basics in advance. So I set out to find some decent study material and came across this Pimsleur
package. Pimsleur is a tried and tested well-known maker of language tapes for almost any language...
and lo' and behold it was actually really good! This CD pack contains 10 30-minute lessons of
situation-based polite/formal conversational Japanese. I think that for the price, it's good value for
money. You can go over the lessons any number of times until the sounds, patterns, and words settle in
your head, which is great for improving active language skills. I listened to these while commuting to
work during the summer before I started attending Japanese lessons. And even now when I'm living in
Japan, phrases from this series comes to mind every now and again!

Amazon Price: $18.96 (as of 10/16/2009)

Learning kanji
It's actually fun, you know - and not as hard as some make it up to be!
Don't make the mistake of putting off learning kanji thinking that you'll pick it up later
after you learn spoken Japanese. Being literate in Japanese is essential for learning to speak and understand spoken
Japanese as well.

Why is that? Well, I've read that once a person becomes literate, he/she can never again go back to thinking about language
without subconsciously associating it with its written form. This, I think, applies even more to Japanese, since in many cases
words get their meaning from the kanji characters they're made up of, rather than etymologically through morphological
compounds. Why is that? It's because Japanese has borrowed around 50% of its vocabulary from Chinese - so the words
might have made sense as sounds in Chinese at the time, but they sure don't in modern Japanese.

That's why I really recommend that you focus a lot on becoming literate in Japanese early on in your learning.

The best books for learning kanji


Not being able to read is called illiteracy -- and it's not for you!

A Guide to Remembering Japanese Characters (Tuttle language library)

by: Kenneth G. Henshall

This book is nothing less than an etymological kanji dictionary of all the 2000+ joyo (everyday use)
kanji! For each kanji character, it presents its history in brief, references it to associated characters,
tells its story of how it has evolved into its current form, and also its readings (both kun and on
readings) and three example words/compound words written using the character. Of all the Japanese
learning-related books I own, this one is by far the one I've gotten the most out of. I heartily
recommend this one!

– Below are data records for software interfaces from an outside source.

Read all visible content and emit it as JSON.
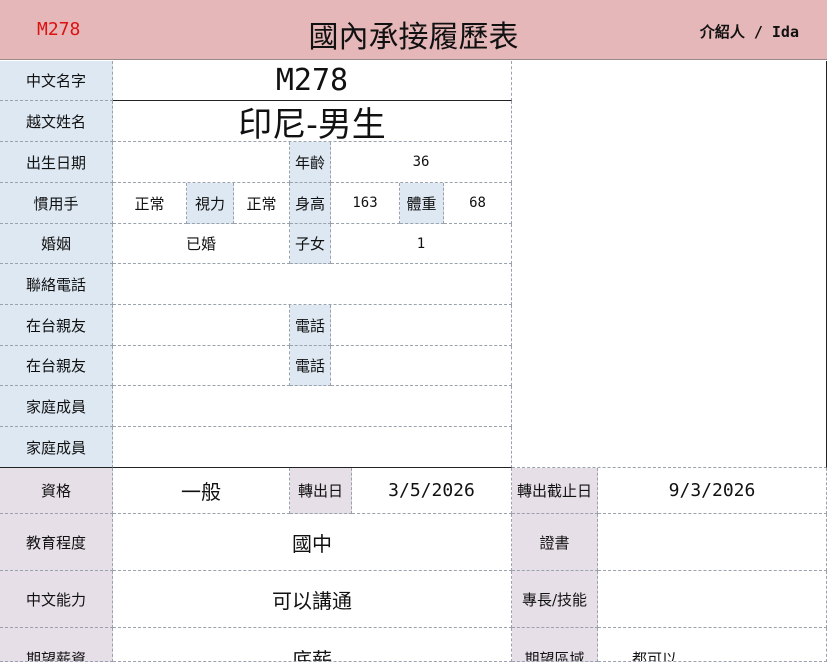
{
  "header": {
    "code": "M278",
    "title": "國內承接履歷表",
    "introducer": "介紹人 / Ida"
  },
  "labels": {
    "chinese_name": "中文名字",
    "viet_name": "越文姓名",
    "birth": "出生日期",
    "age": "年齡",
    "hand": "慣用手",
    "vision": "視力",
    "height": "身高",
    "weight": "體重",
    "marriage": "婚姻",
    "children": "子女",
    "contact_phone": "聯絡電話",
    "relative": "在台親友",
    "phone": "電話",
    "family": "家庭成員",
    "qualification": "資格",
    "transfer_date": "轉出日",
    "transfer_deadline": "轉出截止日",
    "education": "教育程度",
    "certificate": "證書",
    "chinese_ability": "中文能力",
    "skills": "專長/技能",
    "expected_salary": "期望薪資",
    "expected_area": "期望區域"
  },
  "values": {
    "chinese_name": "M278",
    "viet_name": "印尼-男生",
    "birth": "",
    "age": "36",
    "hand": "正常",
    "vision": "正常",
    "height": "163",
    "weight": "68",
    "marriage": "已婚",
    "children": "1",
    "contact_phone": "",
    "relative1": "",
    "relative1_phone": "",
    "relative2": "",
    "relative2_phone": "",
    "family1": "",
    "family2": "",
    "qualification": "一般",
    "transfer_date": "3/5/2026",
    "transfer_deadline": "9/3/2026",
    "education": "國中",
    "certificate": "",
    "chinese_ability": "可以講通",
    "skills": "",
    "expected_salary": "底薪",
    "expected_area": "都可以"
  }
}
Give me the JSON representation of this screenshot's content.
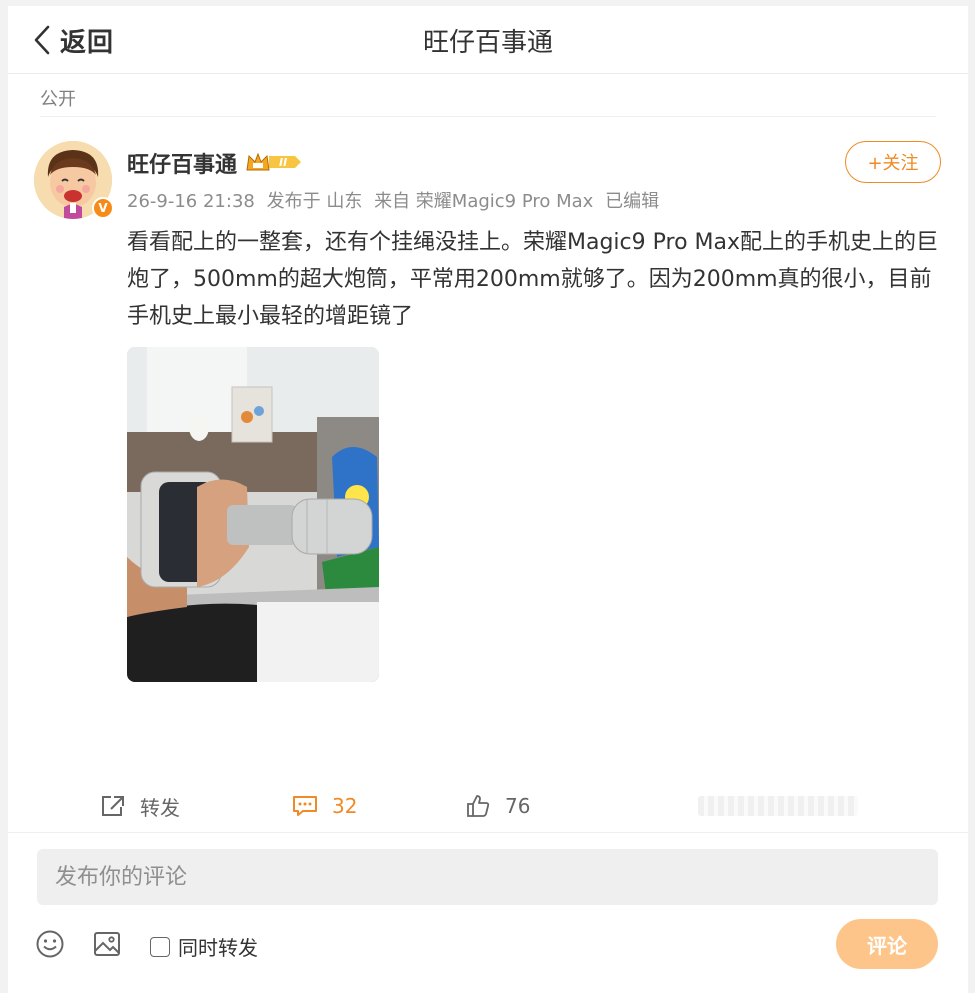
{
  "header": {
    "back_label": "返回",
    "title": "旺仔百事通"
  },
  "visibility": "公开",
  "author": {
    "name": "旺仔百事通",
    "verified_badge": "V",
    "level_badge": "II"
  },
  "follow_button": "+关注",
  "meta": {
    "time": "26-9-16 21:38",
    "location": "发布于 山东",
    "source": "来自 荣耀Magic9 Pro Max",
    "edited": "已编辑"
  },
  "post": {
    "text": "看看配上的一整套，还有个挂绳没挂上。荣耀Magic9 Pro Max配上的手机史上的巨炮了，500mm的超大炮筒，平常用200mm就够了。因为200mm真的很小，目前手机史上最小最轻的增距镜了",
    "image_icon": "phone-camera-with-telephoto-lens-photo"
  },
  "actions": {
    "repost_label": "转发",
    "comment_count": "32",
    "like_count": "76"
  },
  "comment_box": {
    "placeholder": "发布你的评论",
    "repost_label": "同时转发",
    "submit_label": "评论"
  },
  "colors": {
    "accent": "#f08a24",
    "submit_bg": "#fdc58a",
    "badge": "#f78b17"
  }
}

Amazon Price: $19.77 (as of 10/16/2009)


Remembering the Kanji, Vol. 1: A Complete Course on How Not to Forget the Meaning and
Writing of Japanese Characters

by: James W. Heisig

This book is really popular among Japanese learners. Its philosophy is that you study the meanings of
the kanji characters first, before you associate them with sounds and vocabulary. Heisig advocates
using a memorization technique that associates stories with each character. Some people claim this
works wonders, and although to me the above book by Henshall is much better, I am willing to
concede that this book might work better for some people - so please have a look at both and consider
which method you think will work for you - or do both! (I did!)

Amazon Price: $23.83 (as of 10/16/2009)

Japanese Kanji Flashcards, Vol. 1 (Third Edition)

by: Max Hodges, Tomoko Okazaki

I used this series of flash cards in the beginning to learn a lot of basic kanji fast. I think flash cards are
great for memorizing kanji -- it's just too bad they're so tedious to make, right? Well, this is the
solution -- they're already made for you! These cards include meanings, readings (both on and kun), as
well as sample vocabulary written using the character for each kanji.

Amazon Price: $17.12 (as of 10/16/2009)

nihongo 90 nichi IN JAPANESE NO ROMAJI